··· GIVEN DATA
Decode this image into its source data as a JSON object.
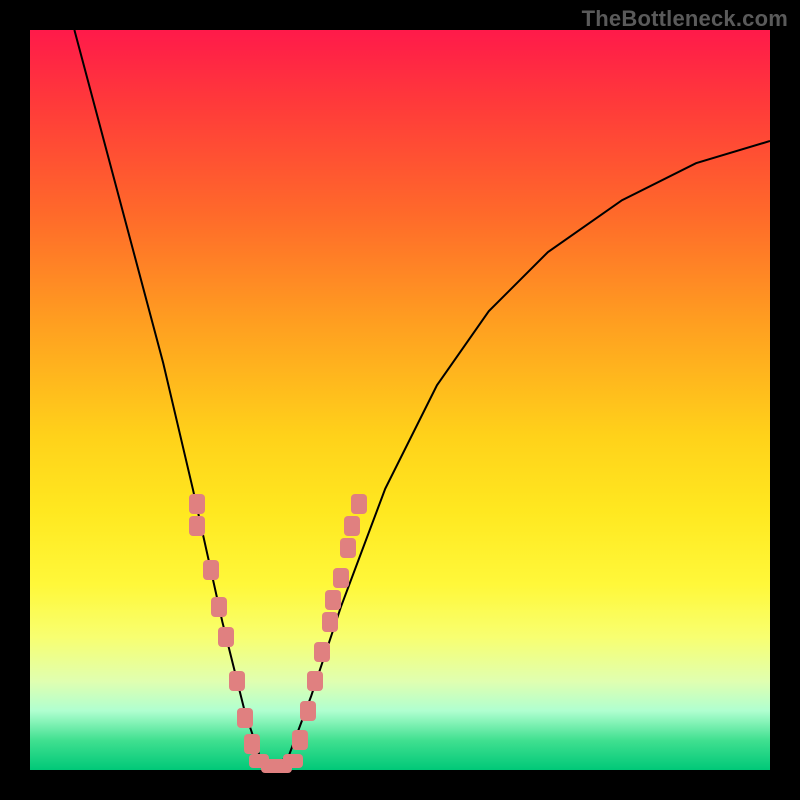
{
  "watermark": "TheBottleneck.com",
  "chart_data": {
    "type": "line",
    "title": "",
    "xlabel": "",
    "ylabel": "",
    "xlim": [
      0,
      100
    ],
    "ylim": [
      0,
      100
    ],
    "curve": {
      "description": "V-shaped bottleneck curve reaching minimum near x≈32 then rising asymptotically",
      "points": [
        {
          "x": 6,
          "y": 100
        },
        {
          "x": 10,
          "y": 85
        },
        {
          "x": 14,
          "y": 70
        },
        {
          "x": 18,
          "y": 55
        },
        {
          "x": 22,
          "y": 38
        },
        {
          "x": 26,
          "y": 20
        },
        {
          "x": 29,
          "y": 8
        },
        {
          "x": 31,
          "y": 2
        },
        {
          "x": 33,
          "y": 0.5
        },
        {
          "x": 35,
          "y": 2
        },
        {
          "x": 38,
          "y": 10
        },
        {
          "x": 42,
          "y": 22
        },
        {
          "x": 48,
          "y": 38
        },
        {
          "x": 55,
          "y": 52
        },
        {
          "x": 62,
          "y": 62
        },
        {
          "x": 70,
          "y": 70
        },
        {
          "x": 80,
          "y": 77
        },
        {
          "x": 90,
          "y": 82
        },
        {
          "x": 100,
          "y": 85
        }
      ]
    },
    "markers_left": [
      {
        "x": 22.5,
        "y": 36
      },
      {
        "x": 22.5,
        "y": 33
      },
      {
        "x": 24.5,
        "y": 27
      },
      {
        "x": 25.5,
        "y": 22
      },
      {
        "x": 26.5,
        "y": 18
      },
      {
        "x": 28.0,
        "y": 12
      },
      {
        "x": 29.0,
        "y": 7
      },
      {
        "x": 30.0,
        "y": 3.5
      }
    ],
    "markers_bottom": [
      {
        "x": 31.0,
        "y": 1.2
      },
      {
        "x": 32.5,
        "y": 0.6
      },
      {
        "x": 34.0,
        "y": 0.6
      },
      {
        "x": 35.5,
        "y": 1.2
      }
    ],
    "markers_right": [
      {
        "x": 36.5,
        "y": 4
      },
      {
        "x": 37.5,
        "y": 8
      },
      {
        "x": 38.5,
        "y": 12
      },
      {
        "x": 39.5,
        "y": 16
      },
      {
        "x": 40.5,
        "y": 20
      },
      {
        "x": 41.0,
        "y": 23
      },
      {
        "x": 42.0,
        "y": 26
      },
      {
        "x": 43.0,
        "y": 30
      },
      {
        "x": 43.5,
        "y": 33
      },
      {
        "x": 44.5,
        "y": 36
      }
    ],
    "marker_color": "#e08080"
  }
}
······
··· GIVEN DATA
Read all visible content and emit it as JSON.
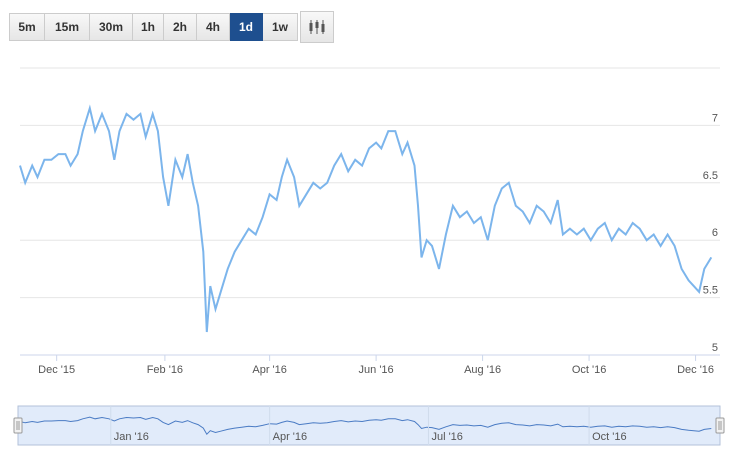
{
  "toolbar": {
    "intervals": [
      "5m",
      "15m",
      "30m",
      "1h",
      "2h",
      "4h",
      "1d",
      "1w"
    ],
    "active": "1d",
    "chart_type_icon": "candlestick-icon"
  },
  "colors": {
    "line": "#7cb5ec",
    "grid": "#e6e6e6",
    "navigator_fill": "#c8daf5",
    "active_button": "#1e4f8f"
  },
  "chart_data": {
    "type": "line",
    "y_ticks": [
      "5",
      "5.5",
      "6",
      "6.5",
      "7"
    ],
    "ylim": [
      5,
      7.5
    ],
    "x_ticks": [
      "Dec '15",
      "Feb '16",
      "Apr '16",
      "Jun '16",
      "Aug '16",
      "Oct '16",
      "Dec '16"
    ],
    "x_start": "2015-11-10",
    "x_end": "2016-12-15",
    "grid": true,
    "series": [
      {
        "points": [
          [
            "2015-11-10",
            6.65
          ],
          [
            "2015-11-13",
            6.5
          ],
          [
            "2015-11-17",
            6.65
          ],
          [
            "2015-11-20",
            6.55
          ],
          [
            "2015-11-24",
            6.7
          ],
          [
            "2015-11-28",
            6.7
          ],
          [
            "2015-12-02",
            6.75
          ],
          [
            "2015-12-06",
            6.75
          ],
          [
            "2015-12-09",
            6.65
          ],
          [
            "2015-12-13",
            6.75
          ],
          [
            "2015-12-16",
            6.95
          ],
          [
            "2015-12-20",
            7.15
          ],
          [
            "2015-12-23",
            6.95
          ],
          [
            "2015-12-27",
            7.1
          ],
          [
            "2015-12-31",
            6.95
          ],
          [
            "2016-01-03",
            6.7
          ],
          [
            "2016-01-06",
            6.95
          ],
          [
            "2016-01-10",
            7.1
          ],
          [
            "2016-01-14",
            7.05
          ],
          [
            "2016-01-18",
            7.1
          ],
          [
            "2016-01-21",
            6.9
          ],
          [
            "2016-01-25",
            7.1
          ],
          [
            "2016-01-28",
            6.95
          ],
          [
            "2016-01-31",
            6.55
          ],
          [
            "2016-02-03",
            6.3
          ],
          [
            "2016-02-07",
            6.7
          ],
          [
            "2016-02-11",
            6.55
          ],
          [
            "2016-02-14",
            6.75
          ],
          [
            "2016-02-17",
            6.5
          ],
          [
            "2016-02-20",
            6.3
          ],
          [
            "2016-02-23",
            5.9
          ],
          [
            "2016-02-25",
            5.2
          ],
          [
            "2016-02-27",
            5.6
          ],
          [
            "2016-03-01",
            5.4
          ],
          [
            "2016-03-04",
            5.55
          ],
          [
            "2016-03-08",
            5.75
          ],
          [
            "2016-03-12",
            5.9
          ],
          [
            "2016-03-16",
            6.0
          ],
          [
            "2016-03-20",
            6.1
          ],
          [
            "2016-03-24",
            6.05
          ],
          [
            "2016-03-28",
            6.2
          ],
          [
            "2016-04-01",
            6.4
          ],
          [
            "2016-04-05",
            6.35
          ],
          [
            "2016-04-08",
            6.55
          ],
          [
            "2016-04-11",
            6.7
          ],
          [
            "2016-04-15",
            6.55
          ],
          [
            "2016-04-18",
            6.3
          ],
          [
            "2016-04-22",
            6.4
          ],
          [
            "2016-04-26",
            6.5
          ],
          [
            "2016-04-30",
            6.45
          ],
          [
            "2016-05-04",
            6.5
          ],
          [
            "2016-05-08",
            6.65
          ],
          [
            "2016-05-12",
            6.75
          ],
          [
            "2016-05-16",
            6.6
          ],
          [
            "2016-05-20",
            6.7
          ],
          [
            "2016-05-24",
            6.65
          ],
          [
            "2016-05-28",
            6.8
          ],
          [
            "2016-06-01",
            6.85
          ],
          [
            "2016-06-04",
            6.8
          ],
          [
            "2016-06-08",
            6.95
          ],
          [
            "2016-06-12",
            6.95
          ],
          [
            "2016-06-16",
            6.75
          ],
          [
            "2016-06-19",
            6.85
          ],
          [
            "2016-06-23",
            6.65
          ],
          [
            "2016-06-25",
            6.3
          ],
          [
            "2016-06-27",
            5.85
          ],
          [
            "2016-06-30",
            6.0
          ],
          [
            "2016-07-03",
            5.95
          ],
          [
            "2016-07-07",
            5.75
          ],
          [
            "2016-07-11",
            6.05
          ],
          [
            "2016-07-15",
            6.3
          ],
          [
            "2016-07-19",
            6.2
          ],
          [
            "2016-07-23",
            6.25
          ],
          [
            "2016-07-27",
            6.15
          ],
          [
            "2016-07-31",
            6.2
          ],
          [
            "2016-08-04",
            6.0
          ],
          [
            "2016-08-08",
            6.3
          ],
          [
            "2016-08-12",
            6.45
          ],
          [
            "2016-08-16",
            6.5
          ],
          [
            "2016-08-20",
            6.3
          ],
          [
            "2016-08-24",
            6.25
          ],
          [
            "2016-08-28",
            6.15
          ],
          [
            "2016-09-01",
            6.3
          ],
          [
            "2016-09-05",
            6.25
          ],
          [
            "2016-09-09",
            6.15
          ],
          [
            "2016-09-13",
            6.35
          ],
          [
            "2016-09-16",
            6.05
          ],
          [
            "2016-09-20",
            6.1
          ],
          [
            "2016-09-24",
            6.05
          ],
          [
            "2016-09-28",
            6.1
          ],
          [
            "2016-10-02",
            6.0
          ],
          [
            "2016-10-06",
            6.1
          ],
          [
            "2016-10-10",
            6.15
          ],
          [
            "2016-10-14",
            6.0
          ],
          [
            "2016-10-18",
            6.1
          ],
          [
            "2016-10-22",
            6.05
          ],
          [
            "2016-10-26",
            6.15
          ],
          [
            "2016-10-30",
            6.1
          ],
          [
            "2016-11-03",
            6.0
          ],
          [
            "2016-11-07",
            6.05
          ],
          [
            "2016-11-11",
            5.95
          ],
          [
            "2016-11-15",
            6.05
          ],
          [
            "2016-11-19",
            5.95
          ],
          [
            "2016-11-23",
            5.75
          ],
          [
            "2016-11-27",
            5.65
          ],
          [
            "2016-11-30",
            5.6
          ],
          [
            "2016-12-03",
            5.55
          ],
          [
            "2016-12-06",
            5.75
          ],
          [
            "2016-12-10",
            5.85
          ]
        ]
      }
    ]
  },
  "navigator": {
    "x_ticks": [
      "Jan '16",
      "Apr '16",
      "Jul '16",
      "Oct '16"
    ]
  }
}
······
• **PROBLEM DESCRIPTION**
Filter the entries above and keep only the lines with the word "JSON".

• **EXERCISE ANSWER**
Decode this image into its source data as a JSON object.
Read all visible content and emit it as JSON.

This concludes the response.